    It really is so true, everyone has that tale which is so easy to share with that moment which is so hard to put in to words, the world changes, you will never be the same again.

    Mine was visiting my dying grandfather in Zimbabwe for a month at about 13 or so and staying with my uncle who wheeled out his old CB 750 and proceeded to take each of his kids in turn and then my brother and (finally) I on a run through their strip town and out on to the highway!

    We all came back beaming and I walked around with the ego of a GP-winner after he got off and told my mom she was going to have a problem with me… He said he’d “stretched the bike’s legs” and I’d shown no fear, no death grip, just urging him to keep going faster.

    My immediate family never had bikes again til I bought one at 17, a cheap Korean import, a knock-off of a Honda CG 125.

    I come from what I consider rich stock though, family living away were all bike-crazy, my uncle, my grandfather and his 6 brothers all lived and some died on their bikes and I treasure the tales I get out of the surviving members and the photos of the bunch of them on everything from old Matchless’s and Bonnies to CB750s to FJ1100s.

    I can’t imagine my life without motorcycles in it. Not at all.

  • James

    I remember it more vividly than any other childhood memory, even the major road-rash I got from binning my BMX that same day pales into insignificance. My family was on holiday driving around France, which usually meant bordem and heat stroke, but this stop was different. They had a mini-mx track and it cost 10 Francs for a couple of laps. I`ll never forget the smell of burnt 2-stroke oil and in the next 10 minutes I stacked it more times than I care to recall, but always wanted more.

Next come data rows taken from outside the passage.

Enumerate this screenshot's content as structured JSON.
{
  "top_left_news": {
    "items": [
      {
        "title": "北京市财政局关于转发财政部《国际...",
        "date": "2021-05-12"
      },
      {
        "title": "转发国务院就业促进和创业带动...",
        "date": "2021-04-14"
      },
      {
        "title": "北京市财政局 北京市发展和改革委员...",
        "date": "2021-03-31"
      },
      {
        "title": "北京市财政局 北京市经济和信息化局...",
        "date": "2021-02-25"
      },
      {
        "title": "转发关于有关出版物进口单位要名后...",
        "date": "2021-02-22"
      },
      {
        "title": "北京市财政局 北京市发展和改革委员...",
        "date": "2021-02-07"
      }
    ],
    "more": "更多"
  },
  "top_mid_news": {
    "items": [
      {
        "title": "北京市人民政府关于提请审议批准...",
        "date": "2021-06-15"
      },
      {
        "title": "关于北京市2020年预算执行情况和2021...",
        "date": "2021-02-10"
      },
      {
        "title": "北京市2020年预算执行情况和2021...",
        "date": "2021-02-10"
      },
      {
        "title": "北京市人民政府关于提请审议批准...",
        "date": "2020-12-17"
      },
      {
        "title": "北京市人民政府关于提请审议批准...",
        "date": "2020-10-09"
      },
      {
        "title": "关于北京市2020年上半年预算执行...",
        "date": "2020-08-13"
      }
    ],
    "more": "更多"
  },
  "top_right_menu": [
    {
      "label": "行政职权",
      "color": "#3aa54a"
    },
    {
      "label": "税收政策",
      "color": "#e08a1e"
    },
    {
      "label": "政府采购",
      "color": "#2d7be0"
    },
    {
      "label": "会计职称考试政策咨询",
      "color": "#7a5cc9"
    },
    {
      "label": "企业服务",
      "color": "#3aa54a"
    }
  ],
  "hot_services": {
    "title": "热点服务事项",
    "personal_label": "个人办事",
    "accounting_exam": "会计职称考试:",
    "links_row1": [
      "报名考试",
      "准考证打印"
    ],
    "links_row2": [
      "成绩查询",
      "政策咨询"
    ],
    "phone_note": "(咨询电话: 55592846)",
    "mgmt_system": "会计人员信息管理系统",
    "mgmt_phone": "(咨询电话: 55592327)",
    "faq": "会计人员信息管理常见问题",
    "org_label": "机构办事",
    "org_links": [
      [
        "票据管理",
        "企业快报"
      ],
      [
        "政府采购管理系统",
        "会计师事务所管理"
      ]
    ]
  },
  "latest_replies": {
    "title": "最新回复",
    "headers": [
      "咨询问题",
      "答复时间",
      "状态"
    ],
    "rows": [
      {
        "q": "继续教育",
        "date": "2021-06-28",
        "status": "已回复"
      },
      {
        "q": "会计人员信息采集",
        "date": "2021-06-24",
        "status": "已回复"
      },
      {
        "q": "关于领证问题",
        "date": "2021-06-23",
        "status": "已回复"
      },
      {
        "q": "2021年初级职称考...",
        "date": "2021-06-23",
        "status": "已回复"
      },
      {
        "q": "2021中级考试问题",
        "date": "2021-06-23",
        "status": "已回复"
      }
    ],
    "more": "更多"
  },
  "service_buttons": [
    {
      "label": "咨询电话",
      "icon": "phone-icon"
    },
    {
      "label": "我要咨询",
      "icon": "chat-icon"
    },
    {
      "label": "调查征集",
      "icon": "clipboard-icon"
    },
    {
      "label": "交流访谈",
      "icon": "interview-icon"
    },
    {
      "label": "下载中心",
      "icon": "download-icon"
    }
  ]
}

    From then on I just had to have a bike, but my mother thought they`d kill me. Though she may yet be proved right, I wasn`t an independently wealthy 6 year old. It wasn`t until 16 years later where a chance encounter with a bike rental place in Thailand got me back on track. `Got no licence? Then you`d better not go fast` was all the inspiration I needed.

  • http://www.facebook.com/beastincarnate Ben W

    What a comeback! Way to deliver, Carter.

  • zato1414

    They say you should live your life with no regrets… but there is always “That Bike” you wish you would have kept.

  • Alejandro Zapata

    I’m a relatively new guy to this whole thing so my story stars more modern bikes…

    I can say that it started the day I watched the second Matrix movie and I saw a dark, glossy, powerful, beautiful Trinity ride an equally dark, glossy, powerful and beyond beautiful Ducati 916, I was in love, with the bike not the girl, at first sight, the sound, the look and the speed just left me in awe for quite some time…

    But the exact moment this story describes happened the first time I rode with a friend on his CBR F2, then it actually 100% clicked for me…

    I’ve been in love with bikes ever since and it’s only ever gotten stronger, it’s always been an internal struggle between bikes and cars for me, and it’s always tough to put everything into well-defined priorities, but I try…